**How to complete this task**
Copy out the entries that follow exactly, leaving every picture behind.

Component data from apps and pages
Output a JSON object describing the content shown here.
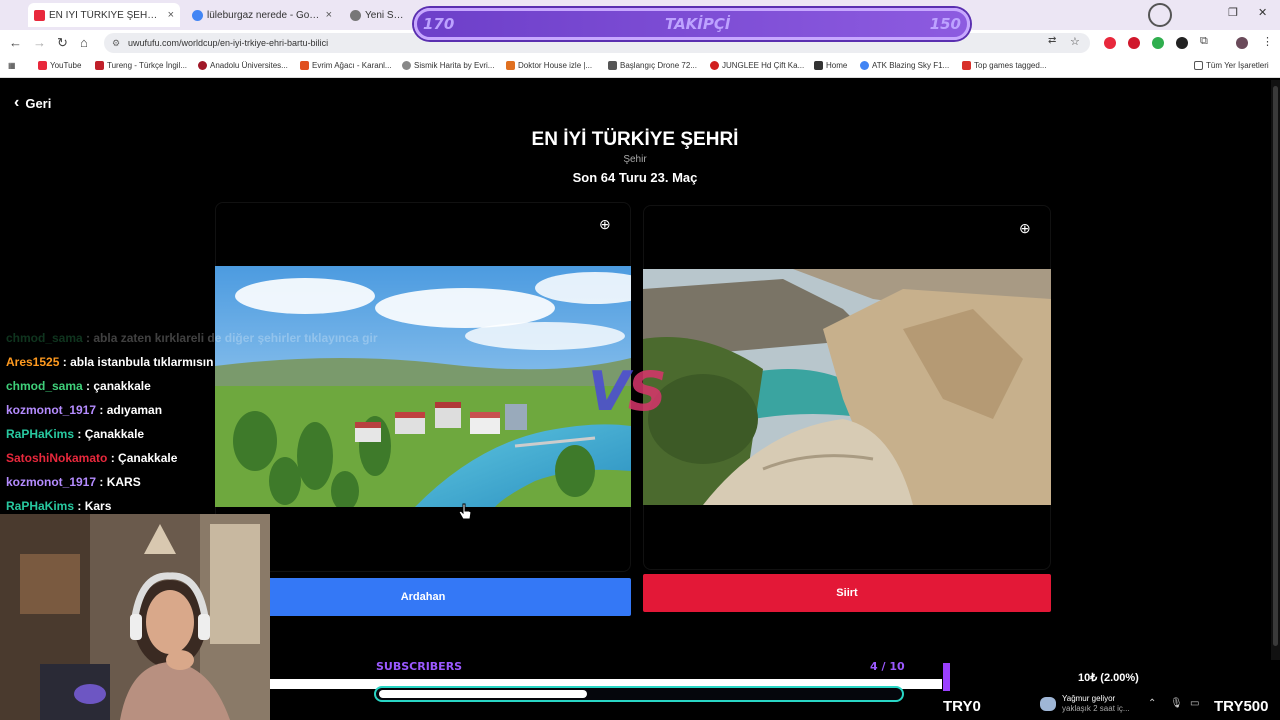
{
  "browser": {
    "tabs": [
      {
        "title": "EN İYİ TÜRKİYE ŞEHRİ | UwUFU..."
      },
      {
        "title": "lüleburgaz nerede - Google'da..."
      },
      {
        "title": "Yeni Sekme"
      }
    ],
    "url": "uwufufu.com/worldcup/en-iyi-trkiye-ehri-bartu-bilici",
    "bookmarks": [
      "YouTube",
      "Tureng - Türkçe İngil...",
      "Anadolu Üniversites...",
      "Evrim Ağacı - Karanl...",
      "Sismik Harita by Evri...",
      "Doktor House izle |...",
      "Başlangıç Drone 72...",
      "JUNGLEE Hd Çift Ka...",
      "Home",
      "ATK Blazing Sky F1...",
      "Top games tagged..."
    ],
    "all_bookmarks": "Tüm Yer İşaretleri"
  },
  "followers": {
    "current": "170",
    "label": "TAKİPÇİ",
    "goal": "150"
  },
  "page": {
    "back_label": "Geri",
    "title": "EN İYİ TÜRKİYE ŞEHRİ",
    "category": "Şehir",
    "round": "Son 64 Turu 23. Maç",
    "vs_v": "V",
    "vs_s": "S",
    "left_choice": "Ardahan",
    "right_choice": "Siirt"
  },
  "chat": [
    {
      "user": "chmod_sama",
      "msg": "abla zaten kırklareli de diğer şehirler tıklayınca gir",
      "color": "#3fd07a",
      "faded": true
    },
    {
      "user": "Ares1525",
      "msg": "abla istanbula tıklarmısın",
      "color": "#ff9a1f",
      "faded": false
    },
    {
      "user": "chmod_sama",
      "msg": "çanakkale",
      "color": "#3fd07a",
      "faded": false
    },
    {
      "user": "kozmonot_1917",
      "msg": "adıyaman",
      "color": "#b58cff",
      "faded": false
    },
    {
      "user": "RaPHaKims",
      "msg": "Çanakkale",
      "color": "#28c9a0",
      "faded": false
    },
    {
      "user": "SatoshiNokamato",
      "msg": "Çanakkale",
      "color": "#e8283c",
      "faded": false
    },
    {
      "user": "kozmonot_1917",
      "msg": "KARS",
      "color": "#b58cff",
      "faded": false
    },
    {
      "user": "RaPHaKims",
      "msg": "Kars",
      "color": "#28c9a0",
      "faded": false
    }
  ],
  "subs": {
    "label": "SUBSCRIBERS",
    "count": "4 / 10",
    "progress_fraction": 0.4
  },
  "tip": {
    "text": "10₺ (2.00%)",
    "min": "TRY0",
    "max": "TRY500"
  },
  "weather": {
    "line1": "Yağmur geliyor",
    "line2": "yaklaşık 2 saat iç..."
  },
  "colors": {
    "left_button": "#3478f6",
    "right_button": "#e31837",
    "accent_purple": "#9b59ff",
    "progress_border": "#29d6c5"
  }
}
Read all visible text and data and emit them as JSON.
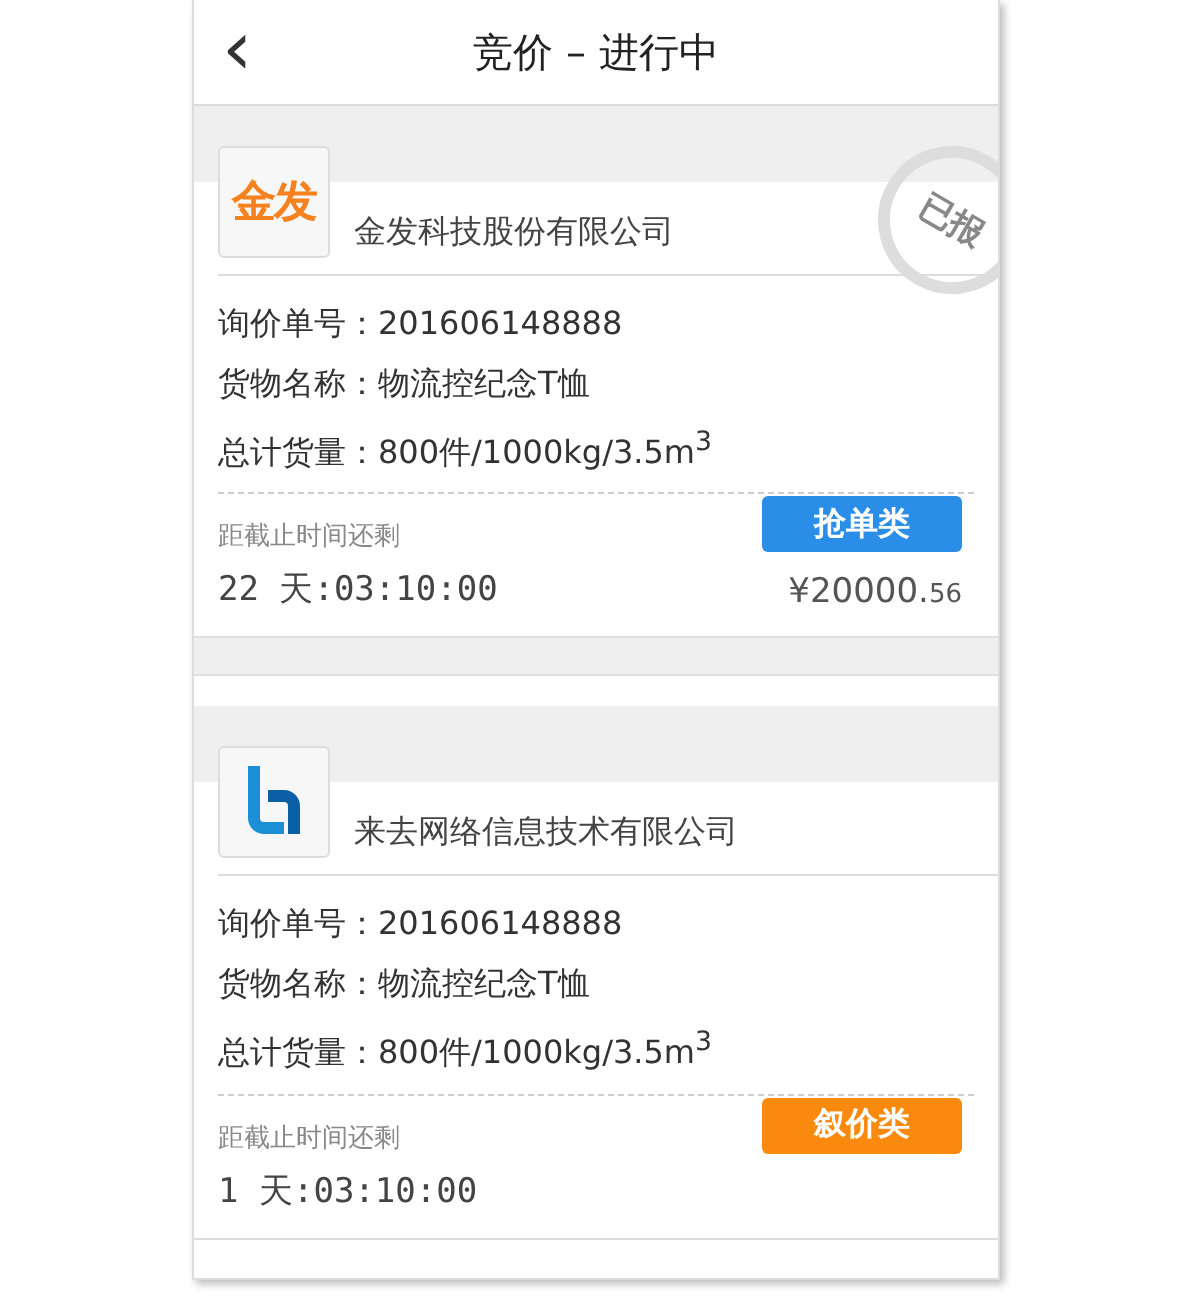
{
  "header": {
    "back": "‹",
    "title": "竞价 – 进行中"
  },
  "cards": [
    {
      "logo": {
        "kind": "text",
        "text": "金发"
      },
      "company": "金发科技股份有限公司",
      "stamp": "已报",
      "fields": [
        {
          "label": "询价单号：",
          "value": "201606148888"
        },
        {
          "label": "货物名称：",
          "value": "物流控纪念T恤"
        },
        {
          "label": "总计货量：",
          "value": "800件/1000kg/3.5m$^{3}$"
        }
      ],
      "tag": {
        "label": "抢单类",
        "color": "#2a8ee8"
      },
      "countdown_label": "距截止时间还剩",
      "countdown": "22 天:03:10:00",
      "price": {
        "main": "¥20000.",
        "cents": "56"
      }
    },
    {
      "logo": {
        "kind": "mark"
      },
      "company": "来去网络信息技术有限公司",
      "fields": [
        {
          "label": "询价单号：",
          "value": "201606148888"
        },
        {
          "label": "货物名称：",
          "value": "物流控纪念T恤"
        },
        {
          "label": "总计货量：",
          "value": "800件/1000kg/3.5m$^{3}$"
        }
      ],
      "tag": {
        "label": "叙价类",
        "color": "#fa8a0e"
      },
      "countdown_label": "距截止时间还剩",
      "countdown": "1 天:03:10:00"
    }
  ]
}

**Written response**
Output a JSON object describing the content shown here.
{
  "browser": {
    "tabs": [
      {
        "title": "EN İYİ TÜRKİYE ŞEHRİ | UwUFU..."
      },
      {
        "title": "lüleburgaz nerede - Google'da..."
      },
      {
        "title": "Yeni Sekme"
      }
    ],
    "url": "uwufufu.com/worldcup/en-iyi-trkiye-ehri-bartu-bilici",
    "bookmarks": [
      "YouTube",
      "Tureng - Türkçe İngil...",
      "Anadolu Üniversites...",
      "Evrim Ağacı - Karanl...",
      "Sismik Harita by Evri...",
      "Doktor House izle |...",
      "Başlangıç Drone 72...",
      "JUNGLEE Hd Çift Ka...",
      "Home",
      "ATK Blazing Sky F1...",
      "Top games tagged..."
    ],
    "all_bookmarks": "Tüm Yer İşaretleri"
  },
  "followers": {
    "current": "170",
    "label": "TAKİPÇİ",
    "goal": "150"
  },
  "page": {
    "back_label": "Geri",
    "title": "EN İYİ TÜRKİYE ŞEHRİ",
    "category": "Şehir",
    "round": "Son 64 Turu 23. Maç",
    "vs_v": "V",
    "vs_s": "S",
    "left_choice": "Ardahan",
    "right_choice": "Siirt"
  },
  "chat": [
    {
      "user": "chmod_sama",
      "msg": "abla zaten kırklareli de diğer şehirler tıklayınca gir",
      "color": "#3fd07a",
      "faded": true
    },
    {
      "user": "Ares1525",
      "msg": "abla istanbula tıklarmısın",
      "color": "#ff9a1f",
      "faded": false
    },
    {
      "user": "chmod_sama",
      "msg": "çanakkale",
      "color": "#3fd07a",
      "faded": false
    },
    {
      "user": "kozmonot_1917",
      "msg": "adıyaman",
      "color": "#b58cff",
      "faded": false
    },
    {
      "user": "RaPHaKims",
      "msg": "Çanakkale",
      "color": "#28c9a0",
      "faded": false
    },
    {
      "user": "SatoshiNokamato",
      "msg": "Çanakkale",
      "color": "#e8283c",
      "faded": false
    },
    {
      "user": "kozmonot_1917",
      "msg": "KARS",
      "color": "#b58cff",
      "faded": false
    },
    {
      "user": "RaPHaKims",
      "msg": "Kars",
      "color": "#28c9a0",
      "faded": false
    }
  ],
  "subs": {
    "label": "SUBSCRIBERS",
    "count": "4 / 10",
    "progress_fraction": 0.4
  },
  "tip": {
    "text": "10₺ (2.00%)",
    "min": "TRY0",
    "max": "TRY500"
  },
  "weather": {
    "line1": "Yağmur geliyor",
    "line2": "yaklaşık 2 saat iç..."
  },
  "colors": {
    "left_button": "#3478f6",
    "right_button": "#e31837",
    "accent_purple": "#9b59ff",
    "progress_border": "#29d6c5"
  }
}
Read all visible text and data and emit them as JSON.
{
  "header": {
    "back": "‹",
    "title": "竞价 – 进行中"
  },
  "cards": [
    {
      "logo": {
        "kind": "text",
        "text": "金发"
      },
      "company": "金发科技股份有限公司",
      "stamp": "已报",
      "fields": [
        {
          "label": "询价单号：",
          "value": "201606148888"
        },
        {
          "label": "货物名称：",
          "value": "物流控纪念T恤"
        },
        {
          "label": "总计货量：",
          "value": "800件/1000kg/3.5m$^{3}$"
        }
      ],
      "tag": {
        "label": "抢单类",
        "color": "#2a8ee8"
      },
      "countdown_label": "距截止时间还剩",
      "countdown": "22 天:03:10:00",
      "price": {
        "main": "¥20000.",
        "cents": "56"
      }
    },
    {
      "logo": {
        "kind": "mark"
      },
      "company": "来去网络信息技术有限公司",
      "fields": [
        {
          "label": "询价单号：",
          "value": "201606148888"
        },
        {
          "label": "货物名称：",
          "value": "物流控纪念T恤"
        },
        {
          "label": "总计货量：",
          "value": "800件/1000kg/3.5m$^{3}$"
        }
      ],
      "tag": {
        "label": "叙价类",
        "color": "#fa8a0e"
      },
      "countdown_label": "距截止时间还剩",
      "countdown": "1 天:03:10:00"
    }
  ]
}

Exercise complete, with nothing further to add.